FMCSA weighs in on N.J. truck, port sticker debate
The Federal Motor Carrier Safety Administration has requested comments on a New Jersey Motor Truck Association petition that the agency declares the Port Authority of New York and New Jersey's Drayage Truck Registry (DTR) sticker display requirement preempted by federal law.
SAFETEA-LU prohibits states from requiring trucks to display on their vehicles any form of identification other than those required by the U.S. Transportation Department.
On Oct. 1, the port authority amended its marine tariff to require trucks entering its marine terminals to display a sticker showing compliance with its new DTR. After protest from the New Jersey Motor Truck Association (NJMTA), the port authority on Oct. 15 amended the tariff to clarify that the compliance stickers are a voluntary way to demonstrate compliance with the DTR and that no truck will be denied access to marine terminals for failure to display a sticker.
Not satisfied, the NJMTA wants the FMSCA to formally declare the port authority's DTR voluntary sticker display unnecessary under SAFETEA-LU. The trade association represents more than 500 trucking companies with operations in New Jersey.
To reduce port-related diesel emissions, the port authority is implementing a truck phase-out plan that will deny pre-1994 model year drayage trucks access to its marine terminals, effective Jan. 1. The port authority will specifically deny those trucks equipped with engines that fail to meet or exceed 2007 model year federal heavy-duty, diesel-fueled, on-road emission standards.
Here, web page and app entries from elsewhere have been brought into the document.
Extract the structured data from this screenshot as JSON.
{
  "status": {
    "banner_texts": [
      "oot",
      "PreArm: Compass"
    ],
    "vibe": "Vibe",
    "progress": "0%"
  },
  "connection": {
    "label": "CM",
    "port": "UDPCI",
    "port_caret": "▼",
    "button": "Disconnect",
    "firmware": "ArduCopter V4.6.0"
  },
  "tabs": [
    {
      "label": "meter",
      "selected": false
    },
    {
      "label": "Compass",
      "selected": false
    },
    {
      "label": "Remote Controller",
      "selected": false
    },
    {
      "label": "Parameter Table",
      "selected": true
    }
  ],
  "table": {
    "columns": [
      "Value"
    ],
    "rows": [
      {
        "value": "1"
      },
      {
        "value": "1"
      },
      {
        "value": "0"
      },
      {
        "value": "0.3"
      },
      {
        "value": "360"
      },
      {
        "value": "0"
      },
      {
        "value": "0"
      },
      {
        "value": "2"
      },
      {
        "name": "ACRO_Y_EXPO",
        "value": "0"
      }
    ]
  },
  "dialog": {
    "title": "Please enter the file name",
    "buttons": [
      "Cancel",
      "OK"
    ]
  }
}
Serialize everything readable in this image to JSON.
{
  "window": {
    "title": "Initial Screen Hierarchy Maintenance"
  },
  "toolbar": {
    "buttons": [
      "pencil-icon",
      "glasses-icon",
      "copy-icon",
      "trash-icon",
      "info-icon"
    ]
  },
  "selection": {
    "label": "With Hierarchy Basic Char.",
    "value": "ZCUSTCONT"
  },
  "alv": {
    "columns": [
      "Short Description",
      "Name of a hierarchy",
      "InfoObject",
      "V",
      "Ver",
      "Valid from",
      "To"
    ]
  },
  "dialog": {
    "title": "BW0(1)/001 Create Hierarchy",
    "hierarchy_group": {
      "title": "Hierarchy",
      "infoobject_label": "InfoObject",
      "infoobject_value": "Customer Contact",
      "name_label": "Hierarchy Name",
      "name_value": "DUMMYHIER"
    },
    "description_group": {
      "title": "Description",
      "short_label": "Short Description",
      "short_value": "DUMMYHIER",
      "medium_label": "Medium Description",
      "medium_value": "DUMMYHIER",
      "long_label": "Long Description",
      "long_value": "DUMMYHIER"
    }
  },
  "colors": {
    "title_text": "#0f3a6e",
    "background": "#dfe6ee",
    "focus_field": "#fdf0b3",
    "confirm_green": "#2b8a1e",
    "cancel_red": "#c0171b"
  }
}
As part of its truck phase-out plan, the port authority will require drayage trucks accessing its marine terminals to be registered in the DTR.
Comments are due to the FMSCA by no later than Jan. 3. For more details, access the Federal Register notice.